* ABOUT THIS TASK
Here the job is to retype the data word for word while leaving the pictures aside.

* THE INPUT
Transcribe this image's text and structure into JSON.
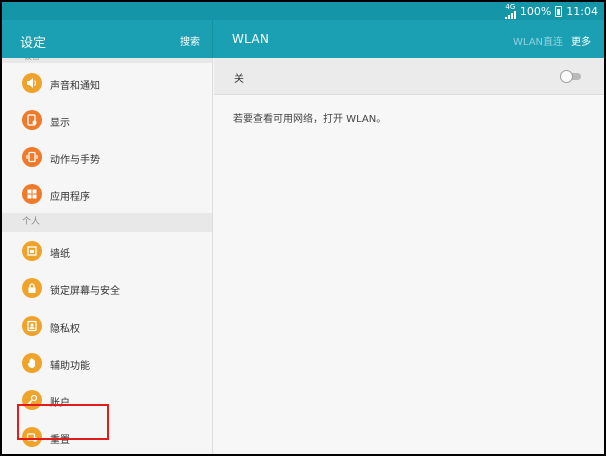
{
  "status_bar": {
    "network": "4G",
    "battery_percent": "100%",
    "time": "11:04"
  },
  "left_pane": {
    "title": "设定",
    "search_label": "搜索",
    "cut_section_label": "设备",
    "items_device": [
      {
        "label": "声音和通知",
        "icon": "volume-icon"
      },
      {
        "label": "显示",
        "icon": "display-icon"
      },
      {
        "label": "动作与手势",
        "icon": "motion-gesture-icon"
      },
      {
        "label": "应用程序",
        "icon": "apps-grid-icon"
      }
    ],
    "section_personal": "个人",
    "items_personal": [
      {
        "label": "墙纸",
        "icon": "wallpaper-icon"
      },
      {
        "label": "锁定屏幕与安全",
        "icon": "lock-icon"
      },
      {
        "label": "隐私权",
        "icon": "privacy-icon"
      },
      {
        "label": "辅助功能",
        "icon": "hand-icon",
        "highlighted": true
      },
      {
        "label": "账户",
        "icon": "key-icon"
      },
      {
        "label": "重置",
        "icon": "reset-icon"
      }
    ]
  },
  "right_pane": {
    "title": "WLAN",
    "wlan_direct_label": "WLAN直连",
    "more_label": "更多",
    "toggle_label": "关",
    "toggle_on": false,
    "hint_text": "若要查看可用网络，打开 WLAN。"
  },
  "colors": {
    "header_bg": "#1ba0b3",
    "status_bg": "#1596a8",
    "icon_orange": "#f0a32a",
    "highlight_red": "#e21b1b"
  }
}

* RESPONSE
Transcribe this image's text and structure into JSON.
{
  "status_bar": {
    "network": "4G",
    "battery_percent": "100%",
    "time": "11:04"
  },
  "left_pane": {
    "title": "设定",
    "search_label": "搜索",
    "cut_section_label": "设备",
    "items_device": [
      {
        "label": "声音和通知",
        "icon": "volume-icon"
      },
      {
        "label": "显示",
        "icon": "display-icon"
      },
      {
        "label": "动作与手势",
        "icon": "motion-gesture-icon"
      },
      {
        "label": "应用程序",
        "icon": "apps-grid-icon"
      }
    ],
    "section_personal": "个人",
    "items_personal": [
      {
        "label": "墙纸",
        "icon": "wallpaper-icon"
      },
      {
        "label": "锁定屏幕与安全",
        "icon": "lock-icon"
      },
      {
        "label": "隐私权",
        "icon": "privacy-icon"
      },
      {
        "label": "辅助功能",
        "icon": "hand-icon",
        "highlighted": true
      },
      {
        "label": "账户",
        "icon": "key-icon"
      },
      {
        "label": "重置",
        "icon": "reset-icon"
      }
    ]
  },
  "right_pane": {
    "title": "WLAN",
    "wlan_direct_label": "WLAN直连",
    "more_label": "更多",
    "toggle_label": "关",
    "toggle_on": false,
    "hint_text": "若要查看可用网络，打开 WLAN。"
  },
  "colors": {
    "header_bg": "#1ba0b3",
    "status_bg": "#1596a8",
    "icon_orange": "#f0a32a",
    "highlight_red": "#e21b1b"
  }
}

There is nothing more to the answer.